There are two types of tokens in OAuth 2.0, the access token, and the refresh token.

Access token

The access token represents the authorization of a specific application to access specific parts of a user’s data. Access tokens must be kept confidential in transit and in storage. The only parties that should ever see the access token are the application itself, the authorization server, and resource server.

The access token can only be used over an https connection, since passing it over a non-encrypted channel would make it trivial for third parties to intercept.

The access token response contains the following fields/parameters:

  • access token: This is a mandatory parameter, defined by a string of characters, representing an authorization on behalf of the user who authorized the request, issued to the client application.
  • expires in: This is a mandatory parameter that tells the client application for how much time the issued token is valid. This numeric value is in seconds, so in our example this token is valid for one hour.
  • scope: This is an optional parameter defining which parts (or types) of protected resources can be accessed on behalf of the user. More information on access scope is provided later in this chapter.
  • state: This is an optional parameter, used by the client for its own purposes, most commonly for security checks. The state value that the client application sends during the request will be the same as the one it will receive as part of the access token response, so this parameter can be used for defending against man in the middle attacks.
  • refresh token: This parameter contains a string of characters that are to be used as a parameter when requesting a new token before its expiry. It is an optional parameter and some service providers don’t use it.

A sample Access token is below


Refresh token

Access tokens should always expire; it’s a rare case to have an access token that has an infinite lifetime, which is also considered a bad security practice.
The client uses the refresh token to get a new access token, by contacting the authorization server and supplying the data from the refresh token field. If this data is valid, the authorization server returns a new access token response to the client.

Refresh tokens mitigate the risk of long-lived access tokens leaking into the wild. The refresh token also limits the client credentials being sent over the wire to the auth service frequently.

Client types

When registering the client, the authorization server must know which type of client is being registered.

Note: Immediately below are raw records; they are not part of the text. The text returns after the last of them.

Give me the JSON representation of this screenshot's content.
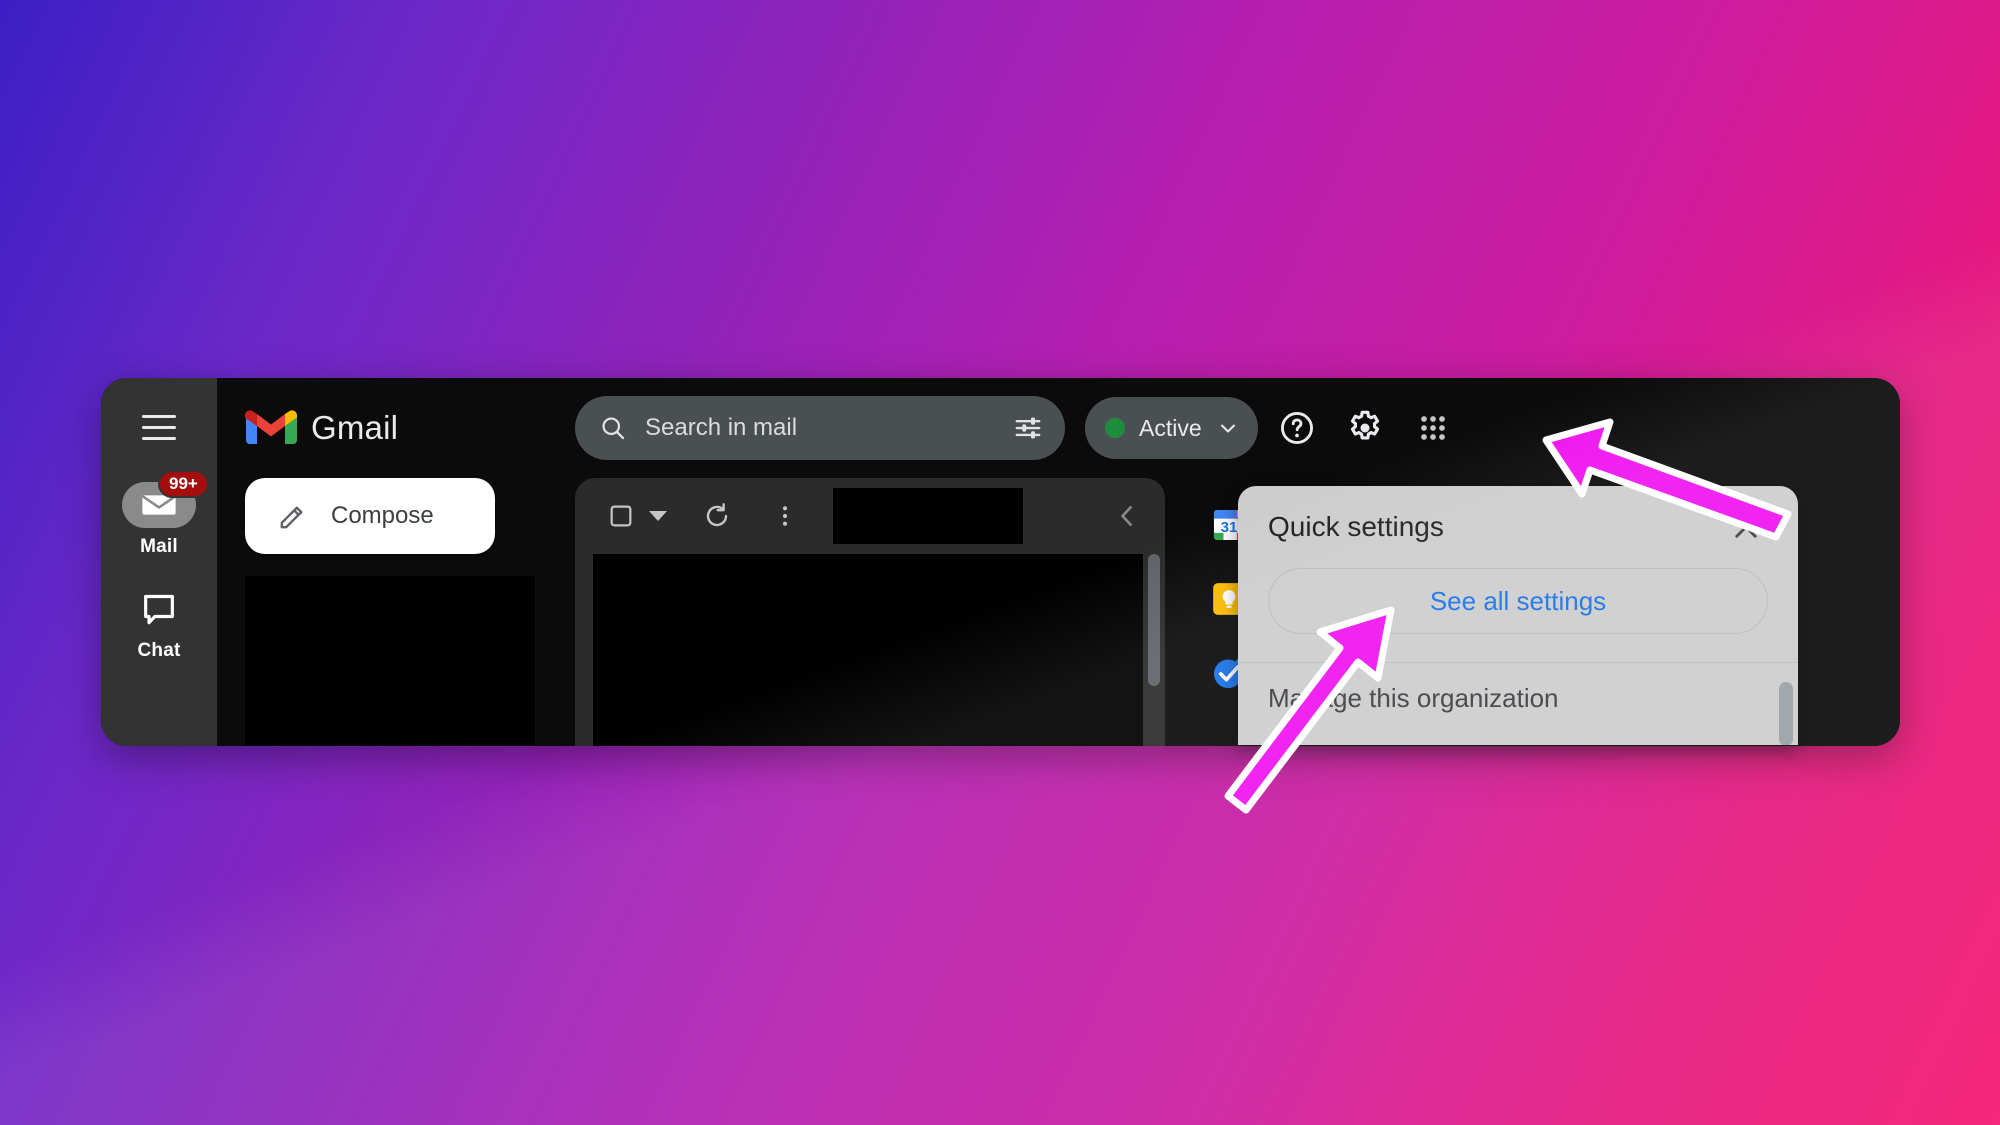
{
  "window": {
    "app_name": "Gmail"
  },
  "app_rail": {
    "menu_icon": "hamburger-menu-icon",
    "items": [
      {
        "label": "Mail",
        "icon": "mail-icon",
        "badge": "99+",
        "active": true
      },
      {
        "label": "Chat",
        "icon": "chat-bubble-icon",
        "badge": "",
        "active": false
      }
    ]
  },
  "header": {
    "logo_icon": "gmail-logo-icon",
    "brand": "Gmail",
    "search": {
      "icon": "search-icon",
      "placeholder": "Search in mail",
      "value": "",
      "options_icon": "search-options-icon"
    },
    "status": {
      "label": "Active",
      "dot_color": "#1e8e3e",
      "chevron_icon": "chevron-down-icon"
    },
    "help_icon": "help-circle-icon",
    "settings_icon": "gear-icon",
    "apps_icon": "apps-grid-icon"
  },
  "compose": {
    "label": "Compose",
    "icon": "pencil-icon"
  },
  "list_toolbar": {
    "select_all_icon": "checkbox-unchecked-icon",
    "select_dropdown_icon": "caret-down-icon",
    "refresh_icon": "refresh-icon",
    "more_icon": "more-vertical-icon",
    "collapse_icon": "chevron-left-icon"
  },
  "side_apps": [
    {
      "name": "Google Calendar",
      "icon": "calendar-icon",
      "day": "31"
    },
    {
      "name": "Google Keep",
      "icon": "keep-bulb-icon"
    },
    {
      "name": "Google Tasks",
      "icon": "tasks-check-icon"
    }
  ],
  "quick_settings": {
    "title": "Quick settings",
    "close_icon": "close-x-icon",
    "see_all_label": "See all settings",
    "rows": [
      {
        "label": "Manage this organization"
      }
    ]
  },
  "annotations": {
    "arrow_color": "#f013f0",
    "arrow_outline": "#ffffff",
    "arrows": [
      {
        "name": "arrow-to-apps-grid",
        "target": "apps-grid-icon"
      },
      {
        "name": "arrow-to-see-all-settings",
        "target": "see-all-settings-button"
      }
    ]
  },
  "colors": {
    "desktop_gradient_start": "#3b1fc4",
    "desktop_gradient_end": "#f21670",
    "window_bg": "#0b0b0b",
    "rail_bg": "#333333",
    "search_bg": "#4a4f51",
    "panel_bg": "#cdcdcd",
    "link_blue": "#1a73e8",
    "badge_red": "#a50e0e"
  }
}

There are two types:

  • Confidential client: This type of client application is capable of keeping the confidentiality of the credentials secure, for example, applications running on servers in secure/restricted environments
  • Public client: These type of client applications are not capable of keeping the credentials secure, for example, pure JavaScript applications that run directly in the browser or mobile applications where the application logic is in a WebView

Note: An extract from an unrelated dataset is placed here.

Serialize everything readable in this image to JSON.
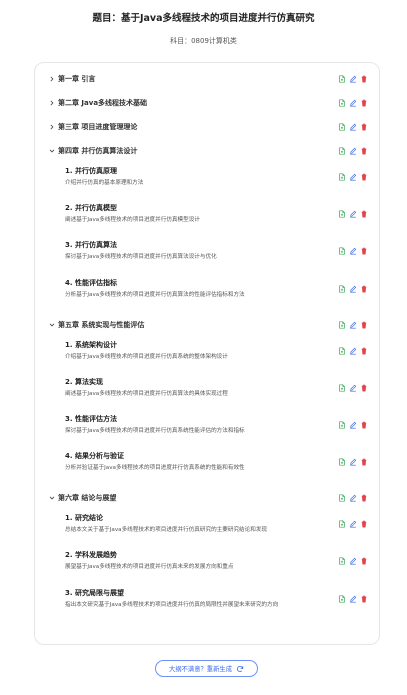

Additionally, clients are separated in three general profiles:

  • Web application: This is considered to be a confidential client application, and it’s meant to be a web application where data is stored securely on the server side of the application and cannot be accessed on the public/client side.
  • User-agent-based application: This is an application that is first downloaded and then executed in a user-agent environment (for example, in a web browser). Since all data is downloaded, including credentials, this is a public application.
  • Native application: This is also a public client. Applications that are installed on a device, which is used by the resource owner belong to this profile.


An endpoint is an HTTP URL string that defines the address which should be used in a certain request by an entity capable of making requests.

In OAuth 2.0 there are three important endpoints.

Two of them are server endpoints:

  • Authorization endpoint: The client uses this endpoint to be authorized from the resource owner. If successful, the client obtains an authorization grant. There are exceptions to this behavior, like in the implicit grant flow, where the client obtains an access token from this endpoint.
  • Token endpoint: The client uses this endpoint to supply the authorization grant and get an access token in return.

And one is a client endpoint:

  • Redirection (callback) endpoint: The authorization server uses this endpoint to return data with authorization credentials to the client


An OAuth scope represents a set of rights at a protected resource.  It is an identifier for one or more endpoints that you want to protect. When a microservice wants to call any of those endpoints, it first needs permission to do so. That permission is given in the form of a token containing the scope.Scopes are represented by strings in the OAuth protocol. They can be combined into a set by using a space-separated list.

Scopes are an important mechanism for limiting the access granted to a client. Scopes are defined by the protected resource, based on the API that it’s offering. Clients can request certain scopes, and the authorization server can allow the resource owner to grant or deny scopes to a given client during its request. Scopes are additive in nature. In some cases, a collection of scopes can be used to represent a role.

Photo Credit : Josh